Some of the startups also launched their products during a dedicated session called Kickstart Hill. Ten new startups officially kick-started their business on the occasion and got media coverage for their launch. Among these startups were: Web-Robo, a web-service and robotics company; Green Bamboo Creation, a manufacturer of bamboo furniture; FurnitureHub, an online furniture store; My Rupee Bag, a cashback website; Keep Rolling Media, a billboard and outdoor advertising company; HODOR, a taxi service app; Golden Peak, a tea brand; and Fancynepal, an online clothing store.
NEXT Launchpad calls for application
In their welcome speeches, Sirohiya, the founding chairman, and Kavi Raj Joshi, the founder/managing director of NEXT Venture Corp, presented their vision for the company and for its startup accelerator programme, NEXT Launchpad. “M&S NEXT is a team dedicated to scour the industry for the most passionate and dedicated entrepreneurs,” said Sirohiya. “And NEXT Launchpad is our attempt to fully support and connect these entrepreneurs with similar associates, mentors and investors.”
NEXT Launchpad is a four-month-long mentorship-driven accelerator programme where businesses in their infancy can gain the knowledge and expertise needed to take their business to the next level. At the conclave, M&S NEXT issued an open call for applications for their accelerator programme. (Interested startups can visit the M&S NEXT website to fill in the application forms.) The programme is aimed at businesses that are already in operation and have a viable product that they can roll out in the market, and it follows a rigorous curriculum that covers subjects such as discovering the company’s value proposition, understanding legal aspects and making strategies for growth. The lessons will be delivered through hands-on workshops by experts from different sectors.

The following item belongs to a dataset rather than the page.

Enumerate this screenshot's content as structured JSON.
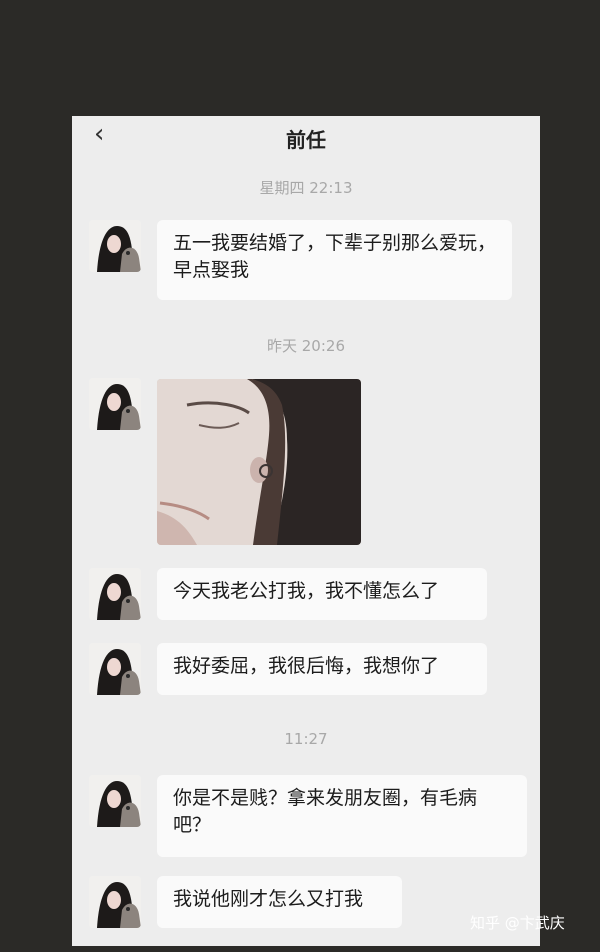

The potential of Nepal
Almost all the speakers at the event emphasised the potential of entrepreneurship in Nepal. They said that Nepal was on its way to building a strong entrepreneurship ecosystem. Minhaz Anwar, of Grameenphone Accelerator, shared his thoughts on how Nepal was only a step behind Bangladesh, a country that’s already a booming entrepreneurship hub, and that Nepal too could get there in a few years. Amarit Charoenphan, of Hubba, said that with a proper startup support system in place, Nepal could achieve its entrepreneurship potential within a few years. Other speakers also expressed similar thoughts and said that events such as the Growth Conclave was how Nepal could get the ball rolling.
This article was first published on M&S VMAG.